* _What the task requires_:
Pull every line of the entries that has the word "free".

### The records

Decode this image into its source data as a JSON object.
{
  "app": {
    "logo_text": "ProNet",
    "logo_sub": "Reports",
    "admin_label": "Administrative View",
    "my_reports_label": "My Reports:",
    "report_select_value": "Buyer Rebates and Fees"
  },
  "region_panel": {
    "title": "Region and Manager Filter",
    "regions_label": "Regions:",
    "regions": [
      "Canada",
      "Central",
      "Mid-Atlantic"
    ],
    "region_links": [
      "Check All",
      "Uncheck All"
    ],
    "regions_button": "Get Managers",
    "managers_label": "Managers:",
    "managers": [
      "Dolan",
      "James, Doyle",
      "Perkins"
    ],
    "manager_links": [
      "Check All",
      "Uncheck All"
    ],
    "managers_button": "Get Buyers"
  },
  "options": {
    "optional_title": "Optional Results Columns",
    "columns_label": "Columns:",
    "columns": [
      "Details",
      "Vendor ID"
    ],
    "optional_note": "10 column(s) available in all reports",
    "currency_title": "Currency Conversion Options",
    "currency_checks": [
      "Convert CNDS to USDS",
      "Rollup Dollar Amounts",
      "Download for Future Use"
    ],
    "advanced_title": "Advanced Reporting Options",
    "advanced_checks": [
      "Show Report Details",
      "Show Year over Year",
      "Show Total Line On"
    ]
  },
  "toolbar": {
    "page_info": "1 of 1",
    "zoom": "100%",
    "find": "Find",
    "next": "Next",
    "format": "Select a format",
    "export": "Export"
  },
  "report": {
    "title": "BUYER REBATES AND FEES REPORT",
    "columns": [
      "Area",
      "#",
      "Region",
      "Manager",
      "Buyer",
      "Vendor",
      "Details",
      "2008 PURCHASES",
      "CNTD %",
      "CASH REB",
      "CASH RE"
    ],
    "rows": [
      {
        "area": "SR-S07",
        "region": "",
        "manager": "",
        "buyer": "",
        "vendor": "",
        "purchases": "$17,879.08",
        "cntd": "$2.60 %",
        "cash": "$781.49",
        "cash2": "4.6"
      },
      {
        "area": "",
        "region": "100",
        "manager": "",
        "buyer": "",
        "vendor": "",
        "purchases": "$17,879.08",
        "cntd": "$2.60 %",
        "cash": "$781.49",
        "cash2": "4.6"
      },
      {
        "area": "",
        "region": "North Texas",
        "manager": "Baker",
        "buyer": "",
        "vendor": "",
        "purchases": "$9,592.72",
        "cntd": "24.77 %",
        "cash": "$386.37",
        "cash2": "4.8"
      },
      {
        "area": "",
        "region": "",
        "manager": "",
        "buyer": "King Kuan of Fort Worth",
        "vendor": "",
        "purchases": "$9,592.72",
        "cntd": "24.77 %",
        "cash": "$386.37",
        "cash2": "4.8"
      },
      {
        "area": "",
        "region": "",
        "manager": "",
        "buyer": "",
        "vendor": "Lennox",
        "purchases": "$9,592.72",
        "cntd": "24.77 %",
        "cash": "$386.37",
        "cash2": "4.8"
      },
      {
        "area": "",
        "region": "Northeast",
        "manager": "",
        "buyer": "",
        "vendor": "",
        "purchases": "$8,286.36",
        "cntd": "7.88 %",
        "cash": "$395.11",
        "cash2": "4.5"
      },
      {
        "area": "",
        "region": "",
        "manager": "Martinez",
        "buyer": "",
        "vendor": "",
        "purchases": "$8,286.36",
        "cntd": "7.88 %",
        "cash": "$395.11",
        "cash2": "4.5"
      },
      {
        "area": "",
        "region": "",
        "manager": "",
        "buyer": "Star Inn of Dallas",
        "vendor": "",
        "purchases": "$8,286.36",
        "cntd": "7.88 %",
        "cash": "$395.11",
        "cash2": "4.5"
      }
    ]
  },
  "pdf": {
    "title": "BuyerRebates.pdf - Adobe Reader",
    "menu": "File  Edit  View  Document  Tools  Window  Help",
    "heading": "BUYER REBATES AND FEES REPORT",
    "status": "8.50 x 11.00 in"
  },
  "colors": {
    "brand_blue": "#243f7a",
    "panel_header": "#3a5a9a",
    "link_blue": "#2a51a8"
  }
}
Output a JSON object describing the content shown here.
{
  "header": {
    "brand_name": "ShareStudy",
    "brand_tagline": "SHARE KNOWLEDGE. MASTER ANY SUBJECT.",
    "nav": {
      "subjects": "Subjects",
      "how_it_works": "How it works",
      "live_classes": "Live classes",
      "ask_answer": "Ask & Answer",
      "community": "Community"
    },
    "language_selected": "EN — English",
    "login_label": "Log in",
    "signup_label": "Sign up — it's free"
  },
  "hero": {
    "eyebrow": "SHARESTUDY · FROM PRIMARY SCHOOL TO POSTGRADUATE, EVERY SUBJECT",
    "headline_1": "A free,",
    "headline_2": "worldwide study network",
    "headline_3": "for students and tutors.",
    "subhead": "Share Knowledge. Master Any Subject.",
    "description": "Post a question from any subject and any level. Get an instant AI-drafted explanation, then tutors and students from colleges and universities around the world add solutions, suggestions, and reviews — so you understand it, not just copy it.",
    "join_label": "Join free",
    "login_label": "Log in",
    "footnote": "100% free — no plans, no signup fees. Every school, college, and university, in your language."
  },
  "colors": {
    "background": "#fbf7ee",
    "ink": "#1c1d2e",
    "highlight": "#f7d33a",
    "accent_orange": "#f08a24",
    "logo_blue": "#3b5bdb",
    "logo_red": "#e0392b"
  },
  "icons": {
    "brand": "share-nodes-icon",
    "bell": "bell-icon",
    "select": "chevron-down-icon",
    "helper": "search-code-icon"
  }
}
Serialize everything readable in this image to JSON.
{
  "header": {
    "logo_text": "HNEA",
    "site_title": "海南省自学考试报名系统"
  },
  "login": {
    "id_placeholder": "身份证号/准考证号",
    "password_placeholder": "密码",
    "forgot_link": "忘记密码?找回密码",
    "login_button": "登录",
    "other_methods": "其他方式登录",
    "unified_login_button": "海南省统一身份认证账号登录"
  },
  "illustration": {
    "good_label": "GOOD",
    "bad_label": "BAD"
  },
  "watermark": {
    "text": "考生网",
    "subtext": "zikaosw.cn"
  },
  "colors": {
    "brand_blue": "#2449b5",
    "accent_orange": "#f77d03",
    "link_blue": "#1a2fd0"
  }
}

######

* _Response_:
    "signup_label": "Sign up — it's free"
    "headline_1": "A free,",
    "join_label": "Join free",
    "footnote": "100% free — no plans, no signup fees. Every school, college, and university, in your language."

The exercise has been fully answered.